Japanese dreams: Kurokawa Kishō’s annex to the Van Gogh Museum and its later re-appropriation
Research output: Contribution to journal › Journal article › Research › peer-review
This paper traces the history of a Japanese-funded annex to the Van Gogh Museum in Amsterdam over the past twenty-five years. The analysis focuses on three key years in the building’s history: 1991, 1999, and 2015. Critically examining public debate and media coverage of the building in contemporary Dutch- and Japanese-language sources, I argue that changing claims and public perceptions of Japan reflected the country’s shifting economic fortunes and international position during the period. The sources consistently framed the Japanese-designed building within a language of dreams. However, the dreams gradually transformed from desires and nostalgic projections to sleepiness and inactivity. Japan, and the annex as its symbolic embodiment, remained a ‘place of dreams’, but the nature of those ‘dreams’ changed dramatically over the period studied.

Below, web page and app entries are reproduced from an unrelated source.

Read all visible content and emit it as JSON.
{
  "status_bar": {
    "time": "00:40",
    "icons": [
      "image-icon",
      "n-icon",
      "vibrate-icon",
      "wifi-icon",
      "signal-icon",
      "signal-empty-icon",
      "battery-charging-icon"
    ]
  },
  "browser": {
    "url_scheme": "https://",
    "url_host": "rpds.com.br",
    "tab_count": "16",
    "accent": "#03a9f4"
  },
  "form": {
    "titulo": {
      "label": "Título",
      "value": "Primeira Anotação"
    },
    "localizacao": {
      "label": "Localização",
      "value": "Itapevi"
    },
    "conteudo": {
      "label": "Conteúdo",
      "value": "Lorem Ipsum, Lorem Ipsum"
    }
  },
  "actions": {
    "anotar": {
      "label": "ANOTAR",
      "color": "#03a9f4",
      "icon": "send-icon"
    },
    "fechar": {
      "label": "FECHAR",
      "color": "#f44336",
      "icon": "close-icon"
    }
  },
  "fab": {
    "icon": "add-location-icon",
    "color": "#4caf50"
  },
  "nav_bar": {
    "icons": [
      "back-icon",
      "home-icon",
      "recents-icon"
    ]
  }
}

|Journal||Museum History Journal|
|Number of pages||18|
|Publication status||Published - 22 Jan 2018|
- Faculty of Social Sciences - Architecture, Europe, globalization, Japan, Japonisme, museum, public debate, Vincent van Gogh